Protect Your Key Assets
Most organizations employ at least one individual who is essential to the company’s success. This person may be a partner, majority stockholder or an individual with expertise that is unmatched throughout the rest of the company. If this person’s exit from the company is planned, such as retirement or voluntary termination, then you can prepare for the loss and take the necessary precautions to minimize the impact. However, if the departure is unplanned due to a disabling accident or another unexpected occurrence, then the company is exposed to financial risks. Consider key person disability insurance to offset your risk. This insurance solution can protect your organization’s solvency in the event that you lose the key person or people without warning, and also the investments made by lenders and investors to the company.
Who Needs Key Person Disability Coverage?
Your company may take out key person coverage on you if you fall within the top 20 percent of the company in terms of salary. Of course, before your company takes out a policy, you must consent to the coverage. If you fall into any of the descriptions listed below, you may want to bring up key person disability coverage for consideration with your employer or—if you own the business—with your employees. Key person disability coverage is crucial for the following:
- Employees who would be extremely difficult, time-consuming or expensive to replace
- Highly skilled employees with unique training or skills
- Employees with exclusive ties to key clients, like sports stars
- Employees who are company leaders and have irreplaceable knowledge
- Small business owners who would face financial hardship in losing a key staff member, employee or client
How Does It Work?
Here are the basics of key person insurance:
- The employer pays the premiums and serves as the beneficiary in the event of the employee’s disability.
- Tax-free dollars from the policy can be put towards finding, hiring and training a replacement employee, compensation for lost business during the transition and/or financing timely business transactions.
- The policy is used to protect the business, not the key employee—in the event the key person becomes disabled, the policy proceeds can be used by the company for any purpose.
- Premiums are based on several factors, including the key employee’s age, physical conditions and health history. The amount of coverage also affects the premium.
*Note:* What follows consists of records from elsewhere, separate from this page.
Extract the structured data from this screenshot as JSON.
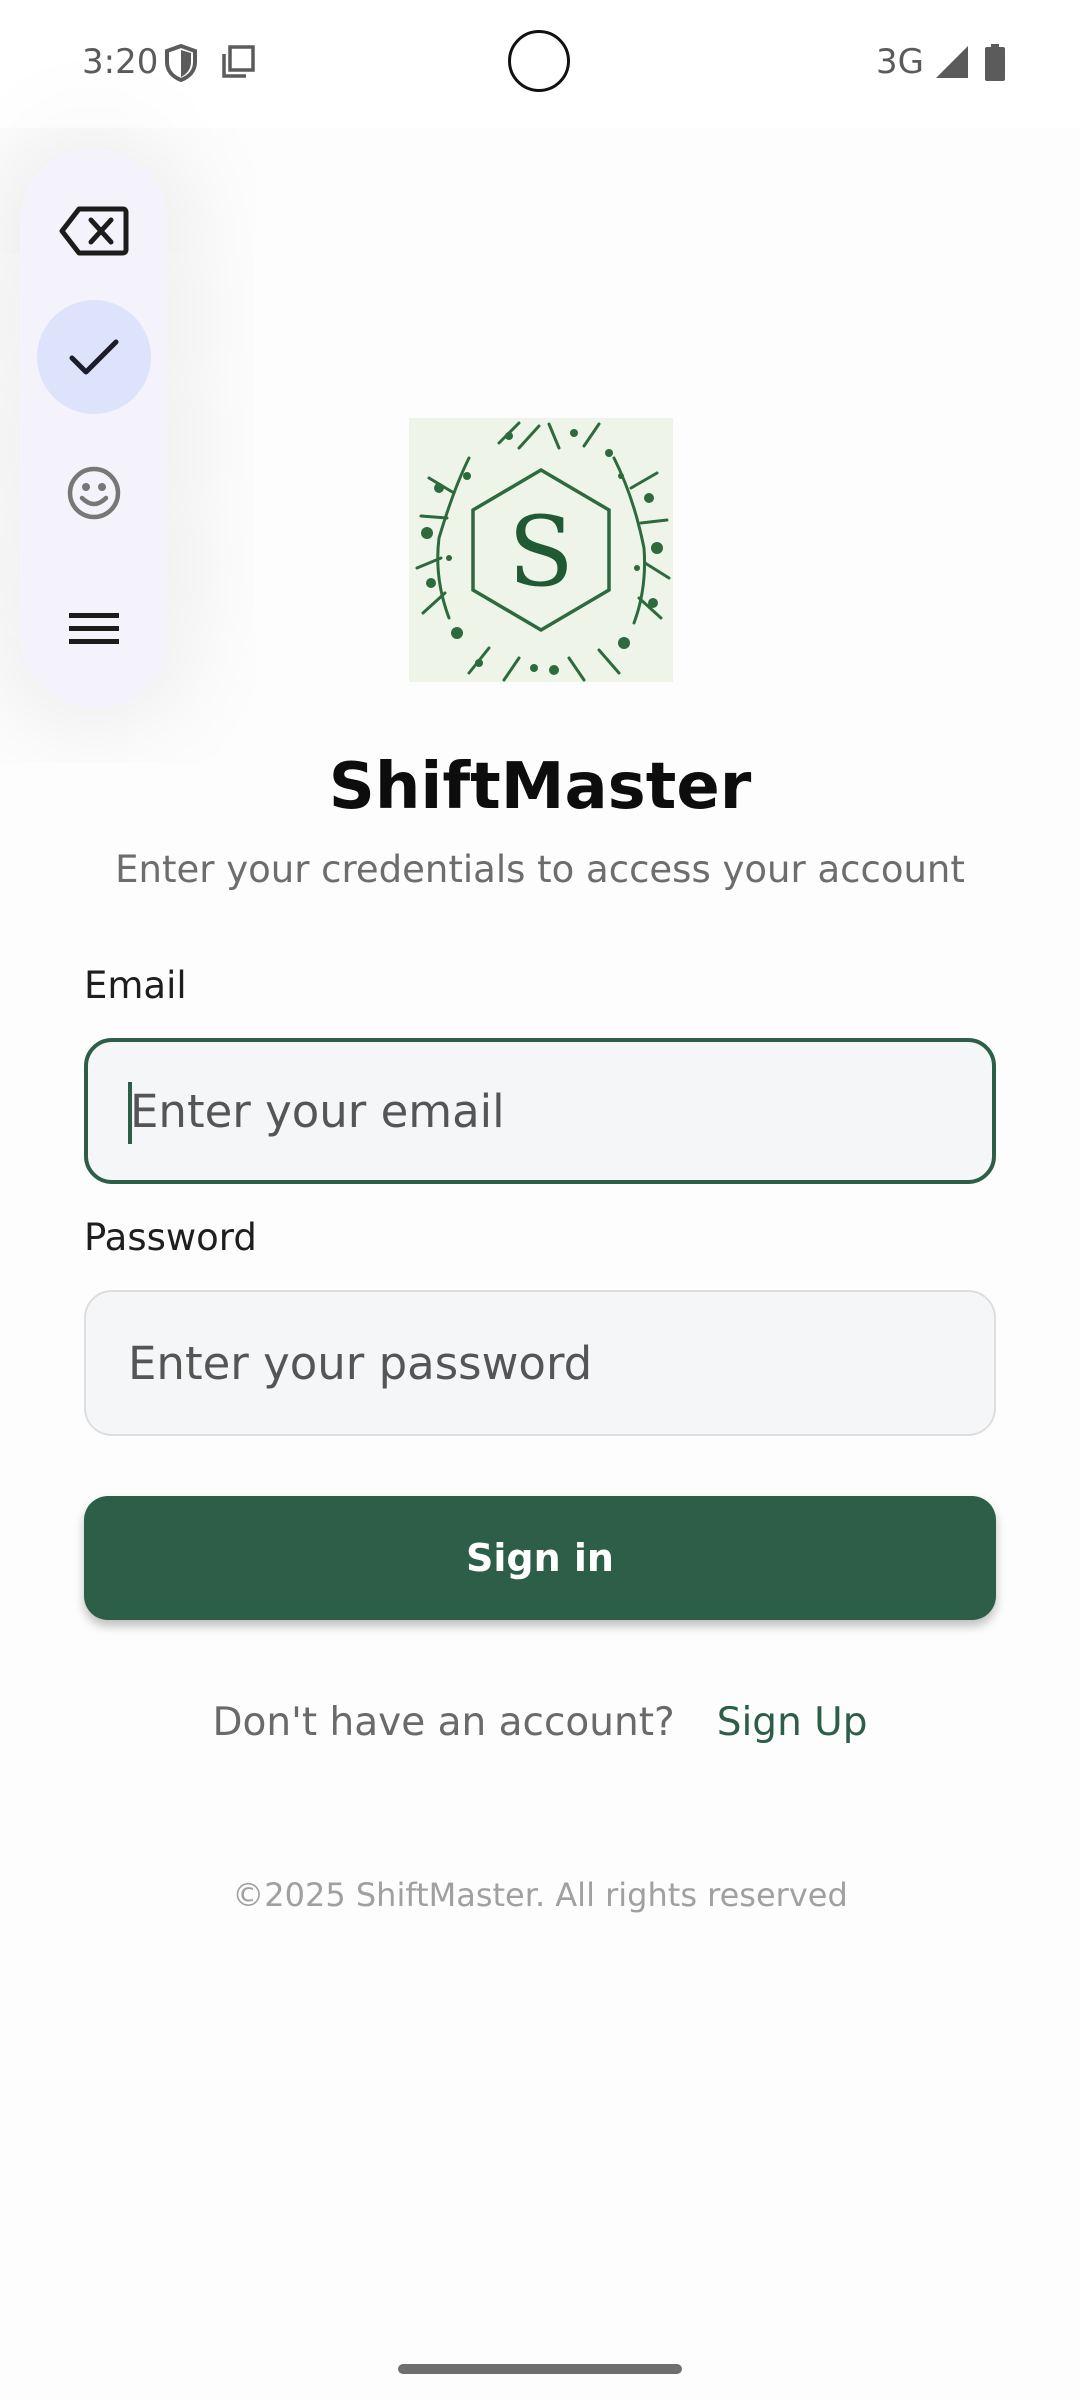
{
  "status_bar": {
    "time": "3:20",
    "network": "3G",
    "icons": [
      "shield-icon",
      "copy-icon",
      "signal-icon",
      "battery-icon"
    ]
  },
  "keyboard_toolbar": {
    "items": [
      "backspace-icon",
      "check-icon",
      "emoji-icon",
      "menu-icon"
    ],
    "active_item": "check-icon"
  },
  "logo": {
    "letter": "S"
  },
  "app": {
    "title": "ShiftMaster",
    "subtitle": "Enter your credentials to access your account"
  },
  "form": {
    "email_label": "Email",
    "email_placeholder": "Enter your email",
    "email_value": "",
    "password_label": "Password",
    "password_placeholder": "Enter your password",
    "password_value": "",
    "signin_label": "Sign in"
  },
  "signup": {
    "prompt": "Don't have an account?",
    "link": "Sign Up"
  },
  "footer": {
    "copyright": "©2025 ShiftMaster. All rights reserved"
  },
  "colors": {
    "primary": "#2d5e48",
    "background": "#fdfdfe",
    "input_bg": "#f5f6f8",
    "toolbar_bg": "#f4f3fb",
    "toolbar_active": "#dde3fb"
  }
}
In addition to proper coverage, create a business continuation plan that outlines how your business will function if you lose key employees.